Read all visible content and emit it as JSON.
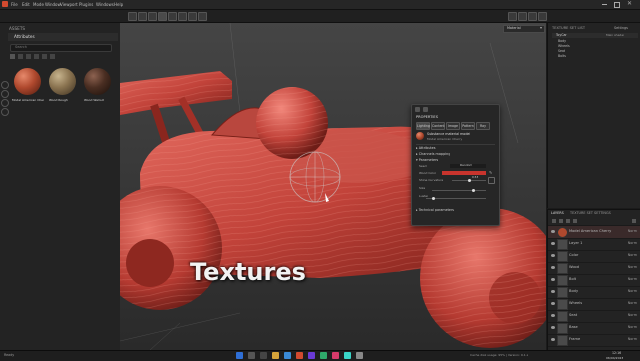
{
  "menu": [
    "File",
    "Edit",
    "Mode",
    "Window",
    "Viewport",
    "Plugins",
    "Windows",
    "Help"
  ],
  "assets_panel": {
    "title": "ASSETS",
    "section": "Attributes",
    "search_placeholder": "Search",
    "materials": [
      {
        "name": "Model American Cherry",
        "color": "#b0492e"
      },
      {
        "name": "Wood Rough",
        "color": "#8a7350"
      },
      {
        "name": "Wood Walnut",
        "color": "#4a2e22"
      }
    ]
  },
  "viewport": {
    "material_dropdown": "Material",
    "overlay_title": "Textures"
  },
  "properties": {
    "title": "PROPERTIES",
    "tabs": [
      "Lighting",
      "Content",
      "Image",
      "Pattern",
      "Ray"
    ],
    "material_name": "Substance material model",
    "material_sub": "Model American Cherry",
    "sections": [
      "Attributes",
      "Channels mapping",
      "Parameters"
    ],
    "params": [
      {
        "label": "Seed",
        "value": "Random"
      },
      {
        "label": "Wood Color",
        "value": ""
      },
      {
        "label": "Shine Curvature",
        "value": "0.53"
      },
      {
        "label": "Size",
        "value": ""
      },
      {
        "label": "Luster",
        "value": ""
      }
    ],
    "technical": "Technical parameters"
  },
  "texture_set_list": {
    "title": "TEXTURE SET LIST",
    "settings": "Settings",
    "items": [
      "ToyCar",
      "Body",
      "Wheels",
      "Seat",
      "Bolts"
    ],
    "shader": "Main shader"
  },
  "layers_panel": {
    "tabs": [
      "LAYERS",
      "TEXTURE SET SETTINGS"
    ],
    "rows": [
      {
        "name": "Model American Cherry",
        "blend": "Norm",
        "highlight": true
      },
      {
        "name": "Layer 1",
        "blend": "Norm"
      },
      {
        "name": "Color",
        "blend": "Norm"
      },
      {
        "name": "Wood",
        "blend": "Norm"
      },
      {
        "name": "Bolt",
        "blend": "Norm"
      },
      {
        "name": "Body",
        "blend": "Norm"
      },
      {
        "name": "Wheels",
        "blend": "Norm"
      },
      {
        "name": "Seat",
        "blend": "Norm"
      },
      {
        "name": "Base",
        "blend": "Norm"
      },
      {
        "name": "Frame",
        "blend": "Norm"
      },
      {
        "name": "Paint",
        "blend": "Norm"
      }
    ]
  },
  "status": {
    "left": "Ready",
    "right": "Cache disk usage: 95% | Version: 9.1.x",
    "time": "12:16",
    "date": "06/04/2023"
  },
  "colors": {
    "accent": "#c8342d",
    "wood_red": "#c2433a",
    "panel": "#232323",
    "viewport_bg": "#3a3a3a"
  }
}
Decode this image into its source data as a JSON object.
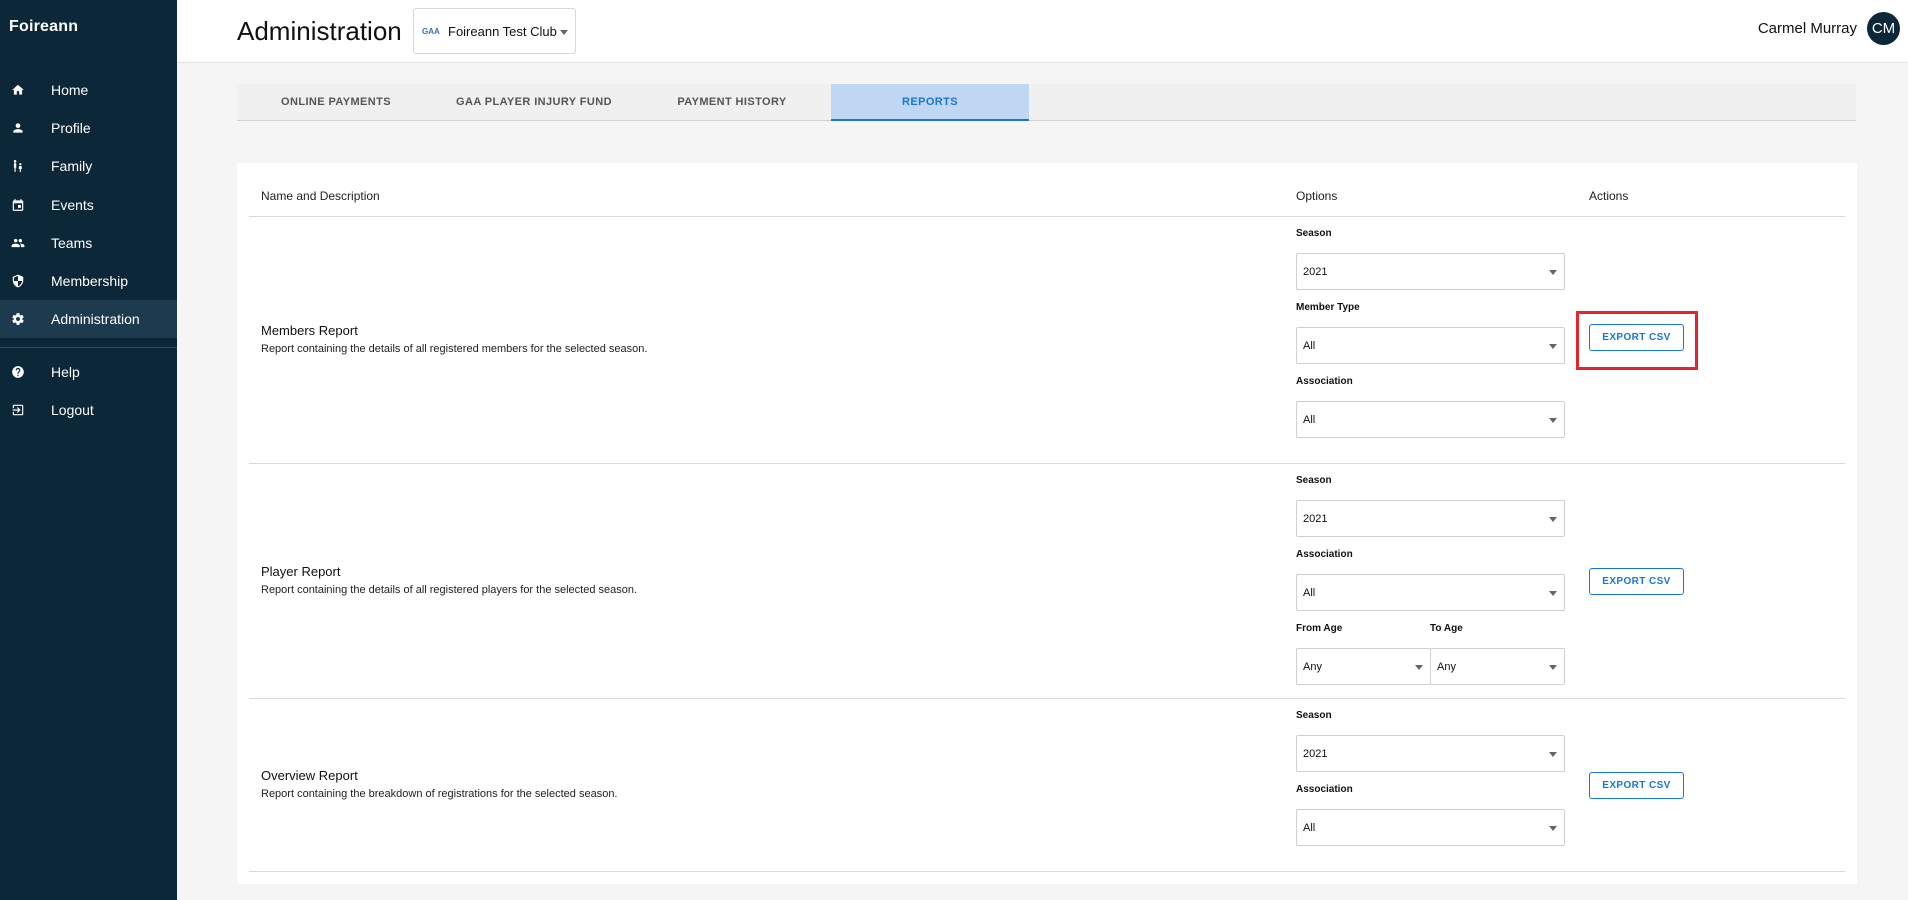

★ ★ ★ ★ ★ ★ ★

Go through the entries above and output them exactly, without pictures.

> _SOLVED EXERCISE_
Read all visible content and emit it as JSON.
{
  "menu": [
    "File",
    "Edit",
    "Mode",
    "Window",
    "Viewport",
    "Plugins",
    "Windows",
    "Help"
  ],
  "assets_panel": {
    "title": "ASSETS",
    "section": "Attributes",
    "search_placeholder": "Search",
    "materials": [
      {
        "name": "Model American Cherry",
        "color": "#b0492e"
      },
      {
        "name": "Wood Rough",
        "color": "#8a7350"
      },
      {
        "name": "Wood Walnut",
        "color": "#4a2e22"
      }
    ]
  },
  "viewport": {
    "material_dropdown": "Material",
    "overlay_title": "Textures"
  },
  "properties": {
    "title": "PROPERTIES",
    "tabs": [
      "Lighting",
      "Content",
      "Image",
      "Pattern",
      "Ray"
    ],
    "material_name": "Substance material model",
    "material_sub": "Model American Cherry",
    "sections": [
      "Attributes",
      "Channels mapping",
      "Parameters"
    ],
    "params": [
      {
        "label": "Seed",
        "value": "Random"
      },
      {
        "label": "Wood Color",
        "value": ""
      },
      {
        "label": "Shine Curvature",
        "value": "0.53"
      },
      {
        "label": "Size",
        "value": ""
      },
      {
        "label": "Luster",
        "value": ""
      }
    ],
    "technical": "Technical parameters"
  },
  "texture_set_list": {
    "title": "TEXTURE SET LIST",
    "settings": "Settings",
    "items": [
      "ToyCar",
      "Body",
      "Wheels",
      "Seat",
      "Bolts"
    ],
    "shader": "Main shader"
  },
  "layers_panel": {
    "tabs": [
      "LAYERS",
      "TEXTURE SET SETTINGS"
    ],
    "rows": [
      {
        "name": "Model American Cherry",
        "blend": "Norm",
        "highlight": true
      },
      {
        "name": "Layer 1",
        "blend": "Norm"
      },
      {
        "name": "Color",
        "blend": "Norm"
      },
      {
        "name": "Wood",
        "blend": "Norm"
      },
      {
        "name": "Bolt",
        "blend": "Norm"
      },
      {
        "name": "Body",
        "blend": "Norm"
      },
      {
        "name": "Wheels",
        "blend": "Norm"
      },
      {
        "name": "Seat",
        "blend": "Norm"
      },
      {
        "name": "Base",
        "blend": "Norm"
      },
      {
        "name": "Frame",
        "blend": "Norm"
      },
      {
        "name": "Paint",
        "blend": "Norm"
      }
    ]
  },
  "status": {
    "left": "Ready",
    "right": "Cache disk usage: 95% | Version: 9.1.x",
    "time": "12:16",
    "date": "06/04/2023"
  },
  "colors": {
    "accent": "#c8342d",
    "wood_red": "#c2433a",
    "panel": "#232323",
    "viewport_bg": "#3a3a3a"
  }
}
Decode this image into its source data as a JSON object.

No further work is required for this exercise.